Dataset rows for apps and sites:

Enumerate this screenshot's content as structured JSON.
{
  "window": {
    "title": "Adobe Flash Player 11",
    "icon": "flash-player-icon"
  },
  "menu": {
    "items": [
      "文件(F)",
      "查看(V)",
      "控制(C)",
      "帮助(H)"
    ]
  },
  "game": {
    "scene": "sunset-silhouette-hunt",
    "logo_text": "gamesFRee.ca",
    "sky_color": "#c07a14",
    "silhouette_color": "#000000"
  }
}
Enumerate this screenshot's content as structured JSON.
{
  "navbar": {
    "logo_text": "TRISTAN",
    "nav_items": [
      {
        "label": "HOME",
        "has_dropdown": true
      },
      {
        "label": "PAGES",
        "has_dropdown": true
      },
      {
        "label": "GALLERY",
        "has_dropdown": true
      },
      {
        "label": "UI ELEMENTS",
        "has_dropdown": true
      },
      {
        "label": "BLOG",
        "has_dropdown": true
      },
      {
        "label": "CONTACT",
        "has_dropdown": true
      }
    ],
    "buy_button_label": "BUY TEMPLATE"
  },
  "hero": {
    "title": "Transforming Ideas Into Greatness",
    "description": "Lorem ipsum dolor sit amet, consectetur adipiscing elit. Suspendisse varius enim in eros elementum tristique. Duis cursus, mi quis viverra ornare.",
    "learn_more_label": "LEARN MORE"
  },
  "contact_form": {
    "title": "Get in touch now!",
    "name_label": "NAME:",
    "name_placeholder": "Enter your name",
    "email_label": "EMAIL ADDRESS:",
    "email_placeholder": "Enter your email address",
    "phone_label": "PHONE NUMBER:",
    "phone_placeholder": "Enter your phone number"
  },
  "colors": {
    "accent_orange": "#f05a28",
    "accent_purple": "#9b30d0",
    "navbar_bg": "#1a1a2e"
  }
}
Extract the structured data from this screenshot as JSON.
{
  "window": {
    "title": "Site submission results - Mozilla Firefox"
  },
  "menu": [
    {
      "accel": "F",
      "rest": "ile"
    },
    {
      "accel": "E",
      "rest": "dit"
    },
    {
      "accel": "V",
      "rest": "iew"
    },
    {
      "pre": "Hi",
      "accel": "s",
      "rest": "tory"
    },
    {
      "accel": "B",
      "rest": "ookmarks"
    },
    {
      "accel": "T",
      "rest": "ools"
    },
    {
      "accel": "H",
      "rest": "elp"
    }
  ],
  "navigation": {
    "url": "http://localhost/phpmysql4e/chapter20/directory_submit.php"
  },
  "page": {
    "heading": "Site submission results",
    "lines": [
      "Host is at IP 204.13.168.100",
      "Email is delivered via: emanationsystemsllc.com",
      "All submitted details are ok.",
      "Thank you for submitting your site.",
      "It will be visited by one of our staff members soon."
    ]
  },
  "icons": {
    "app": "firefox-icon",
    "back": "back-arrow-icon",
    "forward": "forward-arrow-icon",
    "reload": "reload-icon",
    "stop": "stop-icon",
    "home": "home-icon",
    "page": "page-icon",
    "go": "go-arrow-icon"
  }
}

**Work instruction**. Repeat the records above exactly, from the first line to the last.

**Solved exercise**.
Enumerate this screenshot's content as structured JSON.
{
  "window": {
    "title": "Adobe Flash Player 11",
    "icon": "flash-player-icon"
  },
  "menu": {
    "items": [
      "文件(F)",
      "查看(V)",
      "控制(C)",
      "帮助(H)"
    ]
  },
  "game": {
    "scene": "sunset-silhouette-hunt",
    "logo_text": "gamesFRee.ca",
    "sky_color": "#c07a14",
    "silhouette_color": "#000000"
  }
}
Enumerate this screenshot's content as structured JSON.
{
  "navbar": {
    "logo_text": "TRISTAN",
    "nav_items": [
      {
        "label": "HOME",
        "has_dropdown": true
      },
      {
        "label": "PAGES",
        "has_dropdown": true
      },
      {
        "label": "GALLERY",
        "has_dropdown": true
      },
      {
        "label": "UI ELEMENTS",
        "has_dropdown": true
      },
      {
        "label": "BLOG",
        "has_dropdown": true
      },
      {
        "label": "CONTACT",
        "has_dropdown": true
      }
    ],
    "buy_button_label": "BUY TEMPLATE"
  },
  "hero": {
    "title": "Transforming Ideas Into Greatness",
    "description": "Lorem ipsum dolor sit amet, consectetur adipiscing elit. Suspendisse varius enim in eros elementum tristique. Duis cursus, mi quis viverra ornare.",
    "learn_more_label": "LEARN MORE"
  },
  "contact_form": {
    "title": "Get in touch now!",
    "name_label": "NAME:",
    "name_placeholder": "Enter your name",
    "email_label": "EMAIL ADDRESS:",
    "email_placeholder": "Enter your email address",
    "phone_label": "PHONE NUMBER:",
    "phone_placeholder": "Enter your phone number"
  },
  "colors": {
    "accent_orange": "#f05a28",
    "accent_purple": "#9b30d0",
    "navbar_bg": "#1a1a2e"
  }
}
Extract the structured data from this screenshot as JSON.
{
  "window": {
    "title": "Site submission results - Mozilla Firefox"
  },
  "menu": [
    {
      "accel": "F",
      "rest": "ile"
    },
    {
      "accel": "E",
      "rest": "dit"
    },
    {
      "accel": "V",
      "rest": "iew"
    },
    {
      "pre": "Hi",
      "accel": "s",
      "rest": "tory"
    },
    {
      "accel": "B",
      "rest": "ookmarks"
    },
    {
      "accel": "T",
      "rest": "ools"
    },
    {
      "accel": "H",
      "rest": "elp"
    }
  ],
  "navigation": {
    "url": "http://localhost/phpmysql4e/chapter20/directory_submit.php"
  },
  "page": {
    "heading": "Site submission results",
    "lines": [
      "Host is at IP 204.13.168.100",
      "Email is delivered via: emanationsystemsllc.com",
      "All submitted details are ok.",
      "Thank you for submitting your site.",
      "It will be visited by one of our staff members soon."
    ]
  },
  "icons": {
    "app": "firefox-icon",
    "back": "back-arrow-icon",
    "forward": "forward-arrow-icon",
    "reload": "reload-icon",
    "stop": "stop-icon",
    "home": "home-icon",
    "page": "page-icon",
    "go": "go-arrow-icon"
  }
}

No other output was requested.